Task instructions |
Print out the entries below with no edits.

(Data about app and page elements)
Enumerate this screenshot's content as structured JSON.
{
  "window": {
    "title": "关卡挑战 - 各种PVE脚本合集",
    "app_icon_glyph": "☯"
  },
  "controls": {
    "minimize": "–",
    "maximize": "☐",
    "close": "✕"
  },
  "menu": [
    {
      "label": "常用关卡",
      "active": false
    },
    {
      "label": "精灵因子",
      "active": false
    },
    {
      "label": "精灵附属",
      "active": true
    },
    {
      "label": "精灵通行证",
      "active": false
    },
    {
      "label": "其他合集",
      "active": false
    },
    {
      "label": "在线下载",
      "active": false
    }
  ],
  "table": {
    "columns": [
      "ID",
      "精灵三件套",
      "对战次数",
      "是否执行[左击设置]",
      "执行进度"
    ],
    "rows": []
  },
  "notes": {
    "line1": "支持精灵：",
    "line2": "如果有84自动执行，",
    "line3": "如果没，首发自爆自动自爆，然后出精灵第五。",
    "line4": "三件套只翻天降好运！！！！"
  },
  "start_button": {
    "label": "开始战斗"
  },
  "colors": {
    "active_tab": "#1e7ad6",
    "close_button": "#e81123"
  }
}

Completed exercise |
Enumerate this screenshot's content as structured JSON.
{
  "window": {
    "title": "关卡挑战 - 各种PVE脚本合集",
    "app_icon_glyph": "☯"
  },
  "controls": {
    "minimize": "–",
    "maximize": "☐",
    "close": "✕"
  },
  "menu": [
    {
      "label": "常用关卡",
      "active": false
    },
    {
      "label": "精灵因子",
      "active": false
    },
    {
      "label": "精灵附属",
      "active": true
    },
    {
      "label": "精灵通行证",
      "active": false
    },
    {
      "label": "其他合集",
      "active": false
    },
    {
      "label": "在线下载",
      "active": false
    }
  ],
  "table": {
    "columns": [
      "ID",
      "精灵三件套",
      "对战次数",
      "是否执行[左击设置]",
      "执行进度"
    ],
    "rows": []
  },
  "notes": {
    "line1": "支持精灵：",
    "line2": "如果有84自动执行，",
    "line3": "如果没，首发自爆自动自爆，然后出精灵第五。",
    "line4": "三件套只翻天降好运！！！！"
  },
  "start_button": {
    "label": "开始战斗"
  },
  "colors": {
    "active_tab": "#1e7ad6",
    "close_button": "#e81123"
  }
}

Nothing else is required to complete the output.